## Supplied material
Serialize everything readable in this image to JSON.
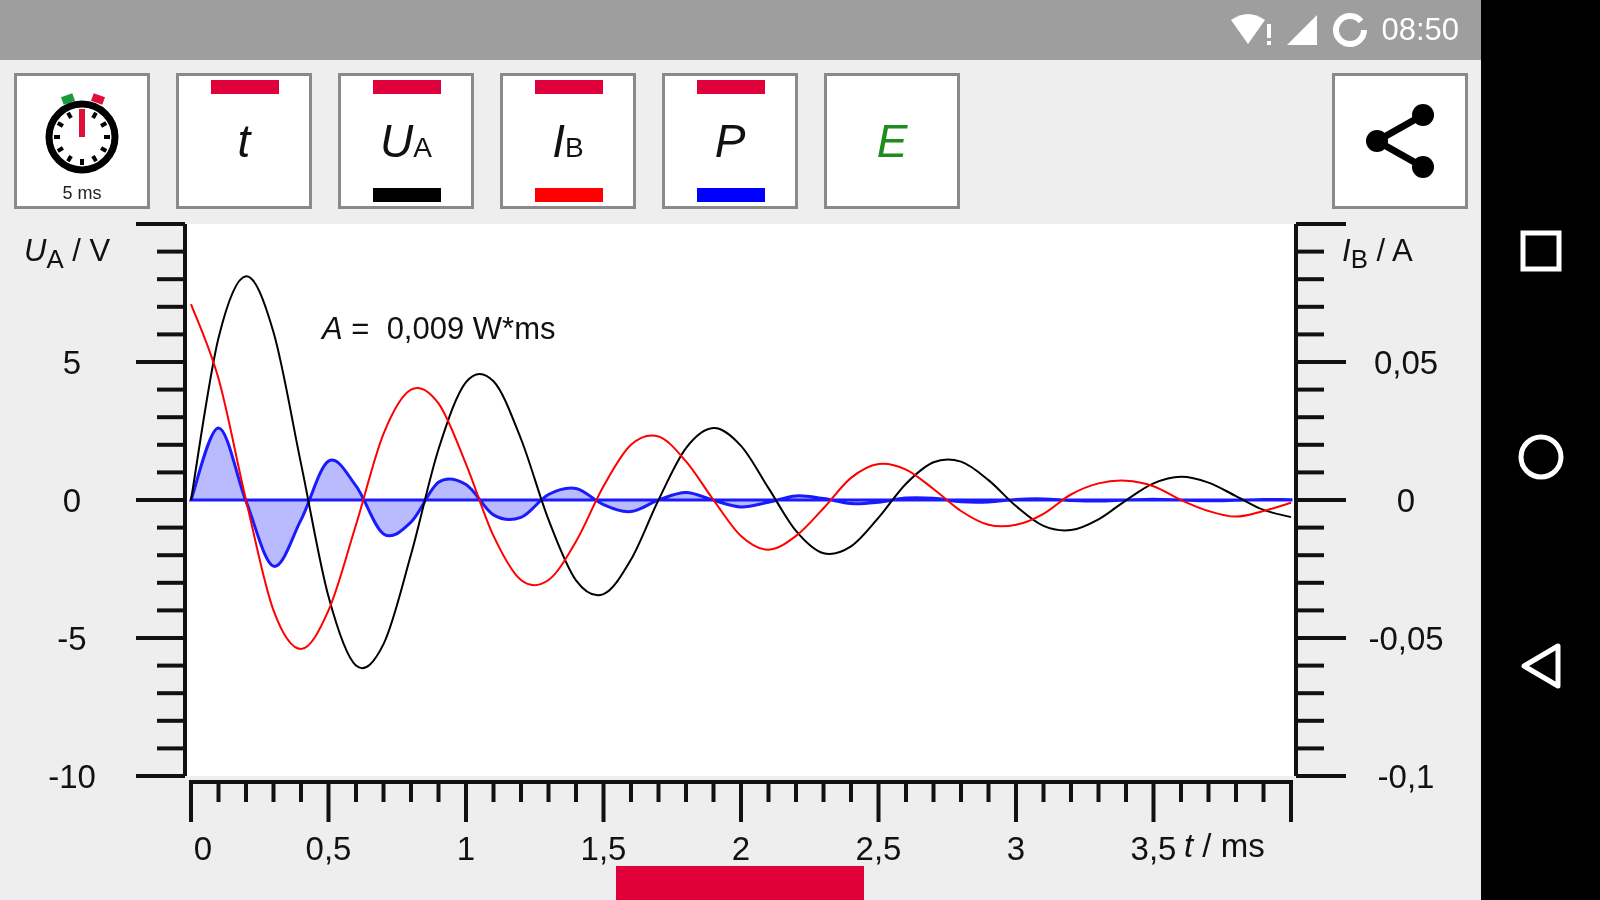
{
  "status_bar": {
    "time": "08:50"
  },
  "toolbar": {
    "buttons": [
      {
        "kind": "timer",
        "label": "5 ms",
        "selected": false
      },
      {
        "kind": "quantity",
        "symbol": "t",
        "selected": true
      },
      {
        "kind": "quantity",
        "symbol": "U",
        "subscript": "A",
        "selected": true,
        "color": "#000000"
      },
      {
        "kind": "quantity",
        "symbol": "I",
        "subscript": "B",
        "selected": true,
        "color": "#ff0000"
      },
      {
        "kind": "quantity",
        "symbol": "P",
        "selected": true,
        "color": "#0000ff"
      },
      {
        "kind": "energy",
        "symbol": "E",
        "selected": false
      }
    ]
  },
  "chart": {
    "chart_data": {
      "type": "line",
      "xlabel": "*t* / ms",
      "ylabel": "*U*$_{A}$ / V",
      "y2label": "*I*$_{B}$ / A",
      "xlim": [
        0,
        4
      ],
      "ylim": [
        -10,
        10
      ],
      "y2lim": [
        -0.1,
        0.1
      ],
      "xticks": [
        {
          "value": 0,
          "label": "0"
        },
        {
          "value": 0.5,
          "label": "0,5"
        },
        {
          "value": 1,
          "label": "1"
        },
        {
          "value": 1.5,
          "label": "1,5"
        },
        {
          "value": 2,
          "label": "2"
        },
        {
          "value": 2.5,
          "label": "2,5"
        },
        {
          "value": 3,
          "label": "3"
        },
        {
          "value": 3.5,
          "label": "3,5"
        }
      ],
      "yticks": [
        {
          "value": 5,
          "label": "5"
        },
        {
          "value": 0,
          "label": "0"
        },
        {
          "value": -5,
          "label": "-5"
        },
        {
          "value": -10,
          "label": "-10"
        }
      ],
      "y2ticks": [
        {
          "value": 0.05,
          "label": "0,05"
        },
        {
          "value": 0,
          "label": "0"
        },
        {
          "value": -0.05,
          "label": "-0,05"
        },
        {
          "value": -0.1,
          "label": "-0,1"
        }
      ],
      "x": [
        0,
        0.1,
        0.2,
        0.3,
        0.4,
        0.5,
        0.6,
        0.7,
        0.8,
        0.9,
        1,
        1.1,
        1.2,
        1.3,
        1.4,
        1.5,
        1.6,
        1.7,
        1.8,
        1.9,
        2,
        2.1,
        2.2,
        2.3,
        2.4,
        2.5,
        2.6,
        2.7,
        2.8,
        2.9,
        3,
        3.1,
        3.2,
        3.3,
        3.4,
        3.5,
        3.6,
        3.7,
        3.8,
        3.9,
        4
      ],
      "series": [
        {
          "type": "line",
          "color": "#000000",
          "values": [
            0,
            5.87,
            8.11,
            6.08,
            1.32,
            -3.5,
            -6,
            -5.22,
            -1.98,
            1.84,
            4.27,
            4.3,
            2.21,
            -0.71,
            -2.91,
            -3.41,
            -2.16,
            0,
            1.88,
            2.61,
            1.96,
            0.43,
            -1.12,
            -1.93,
            -1.68,
            -0.64,
            0.59,
            1.37,
            1.39,
            0.72,
            -0.22,
            -0.94,
            -1.09,
            -0.7,
            -0.01,
            0.6,
            0.84,
            0.63,
            0.14,
            -0.36,
            -0.62
          ]
        },
        {
          "type": "line",
          "axis": "y2",
          "color": "#ff0000",
          "values": [
            0.071,
            0.044,
            0,
            -0.04,
            -0.054,
            -0.04,
            -0.009,
            0.024,
            0.04,
            0.035,
            0.013,
            -0.013,
            -0.029,
            -0.029,
            -0.015,
            0.005,
            0.02,
            0.023,
            0.014,
            0,
            -0.013,
            -0.018,
            -0.013,
            -0.003,
            0.008,
            0.013,
            0.011,
            0.004,
            -0.004,
            -0.009,
            -0.009,
            -0.005,
            0.002,
            0.006,
            0.007,
            0.005,
            0,
            -0.004,
            -0.006,
            -0.004,
            -0.001
          ]
        },
        {
          "type": "area",
          "color": "#1a1aff",
          "values": [
            0,
            2.61,
            -0.04,
            -2.4,
            -0.72,
            1.41,
            0.51,
            -1.23,
            -0.8,
            0.64,
            0.56,
            -0.54,
            -0.63,
            0.2,
            0.42,
            -0.17,
            -0.42,
            0,
            0.27,
            -0.01,
            -0.25,
            -0.08,
            0.15,
            0.05,
            -0.13,
            -0.08,
            0.07,
            0.06,
            -0.06,
            -0.07,
            0.02,
            0.04,
            -0.02,
            -0.04,
            0,
            0.03,
            0,
            -0.03,
            -0.01,
            0.02,
            0.01
          ]
        }
      ],
      "annotations": [
        {
          "text": "*A* =  0,009 W*ms"
        }
      ]
    }
  }
}
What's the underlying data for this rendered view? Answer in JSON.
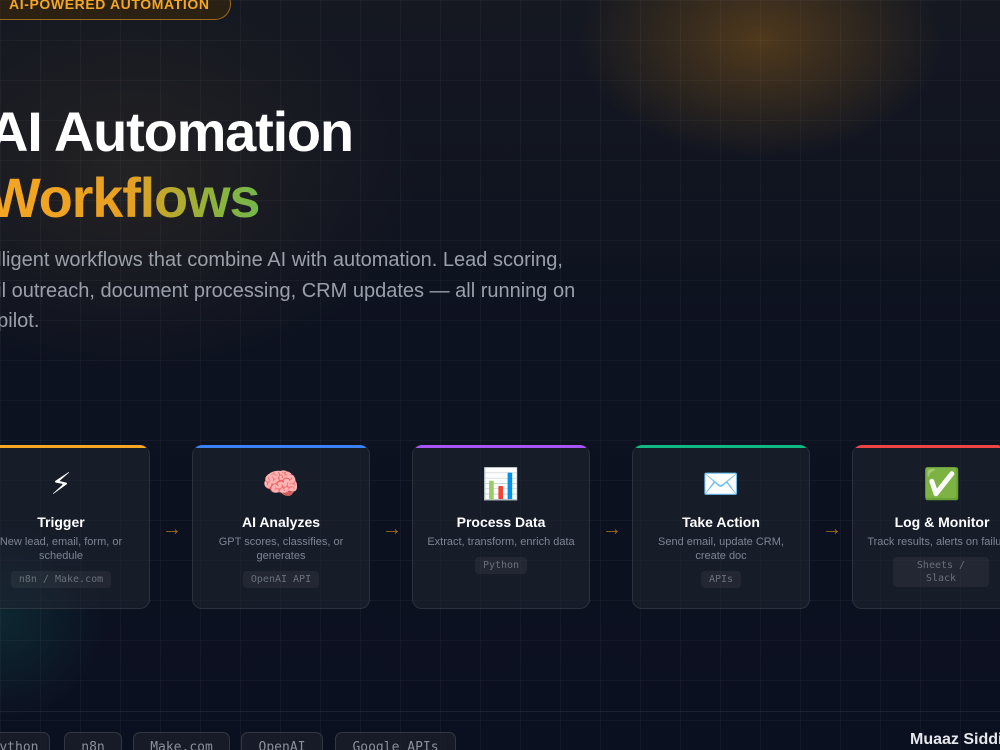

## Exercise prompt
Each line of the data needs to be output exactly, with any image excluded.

## Answer section
Serialize everything readable in this image to JSON.
{
  "status_bar": {
    "time": "08:50"
  },
  "toolbar": {
    "buttons": [
      {
        "kind": "timer",
        "label": "5 ms",
        "selected": false
      },
      {
        "kind": "quantity",
        "symbol": "t",
        "selected": true
      },
      {
        "kind": "quantity",
        "symbol": "U",
        "subscript": "A",
        "selected": true,
        "color": "#000000"
      },
      {
        "kind": "quantity",
        "symbol": "I",
        "subscript": "B",
        "selected": true,
        "color": "#ff0000"
      },
      {
        "kind": "quantity",
        "symbol": "P",
        "selected": true,
        "color": "#0000ff"
      },
      {
        "kind": "energy",
        "symbol": "E",
        "selected": false
      }
    ]
  },
  "chart": {
    "chart_data": {
      "type": "line",
      "xlabel": "*t* / ms",
      "ylabel": "*U*$_{A}$ / V",
      "y2label": "*I*$_{B}$ / A",
      "xlim": [
        0,
        4
      ],
      "ylim": [
        -10,
        10
      ],
      "y2lim": [
        -0.1,
        0.1
      ],
      "xticks": [
        {
          "value": 0,
          "label": "0"
        },
        {
          "value": 0.5,
          "label": "0,5"
        },
        {
          "value": 1,
          "label": "1"
        },
        {
          "value": 1.5,
          "label": "1,5"
        },
        {
          "value": 2,
          "label": "2"
        },
        {
          "value": 2.5,
          "label": "2,5"
        },
        {
          "value": 3,
          "label": "3"
        },
        {
          "value": 3.5,
          "label": "3,5"
        }
      ],
      "yticks": [
        {
          "value": 5,
          "label": "5"
        },
        {
          "value": 0,
          "label": "0"
        },
        {
          "value": -5,
          "label": "-5"
        },
        {
          "value": -10,
          "label": "-10"
        }
      ],
      "y2ticks": [
        {
          "value": 0.05,
          "label": "0,05"
        },
        {
          "value": 0,
          "label": "0"
        },
        {
          "value": -0.05,
          "label": "-0,05"
        },
        {
          "value": -0.1,
          "label": "-0,1"
        }
      ],
      "x": [
        0,
        0.1,
        0.2,
        0.3,
        0.4,
        0.5,
        0.6,
        0.7,
        0.8,
        0.9,
        1,
        1.1,
        1.2,
        1.3,
        1.4,
        1.5,
        1.6,
        1.7,
        1.8,
        1.9,
        2,
        2.1,
        2.2,
        2.3,
        2.4,
        2.5,
        2.6,
        2.7,
        2.8,
        2.9,
        3,
        3.1,
        3.2,
        3.3,
        3.4,
        3.5,
        3.6,
        3.7,
        3.8,
        3.9,
        4
      ],
      "series": [
        {
          "type": "line",
          "color": "#000000",
          "values": [
            0,
            5.87,
            8.11,
            6.08,
            1.32,
            -3.5,
            -6,
            -5.22,
            -1.98,
            1.84,
            4.27,
            4.3,
            2.21,
            -0.71,
            -2.91,
            -3.41,
            -2.16,
            0,
            1.88,
            2.61,
            1.96,
            0.43,
            -1.12,
            -1.93,
            -1.68,
            -0.64,
            0.59,
            1.37,
            1.39,
            0.72,
            -0.22,
            -0.94,
            -1.09,
            -0.7,
            -0.01,
            0.6,
            0.84,
            0.63,
            0.14,
            -0.36,
            -0.62
          ]
        },
        {
          "type": "line",
          "axis": "y2",
          "color": "#ff0000",
          "values": [
            0.071,
            0.044,
            0,
            -0.04,
            -0.054,
            -0.04,
            -0.009,
            0.024,
            0.04,
            0.035,
            0.013,
            -0.013,
            -0.029,
            -0.029,
            -0.015,
            0.005,
            0.02,
            0.023,
            0.014,
            0,
            -0.013,
            -0.018,
            -0.013,
            -0.003,
            0.008,
            0.013,
            0.011,
            0.004,
            -0.004,
            -0.009,
            -0.009,
            -0.005,
            0.002,
            0.006,
            0.007,
            0.005,
            0,
            -0.004,
            -0.006,
            -0.004,
            -0.001
          ]
        },
        {
          "type": "area",
          "color": "#1a1aff",
          "values": [
            0,
            2.61,
            -0.04,
            -2.4,
            -0.72,
            1.41,
            0.51,
            -1.23,
            -0.8,
            0.64,
            0.56,
            -0.54,
            -0.63,
            0.2,
            0.42,
            -0.17,
            -0.42,
            0,
            0.27,
            -0.01,
            -0.25,
            -0.08,
            0.15,
            0.05,
            -0.13,
            -0.08,
            0.07,
            0.06,
            -0.06,
            -0.07,
            0.02,
            0.04,
            -0.02,
            -0.04,
            0,
            0.03,
            0,
            -0.03,
            -0.01,
            0.02,
            0.01
          ]
        }
      ],
      "annotations": [
        {
          "text": "*A* =  0,009 W*ms"
        }
      ]
    }
  }
}
What's the underlying data for this rendered view? Answer in JSON.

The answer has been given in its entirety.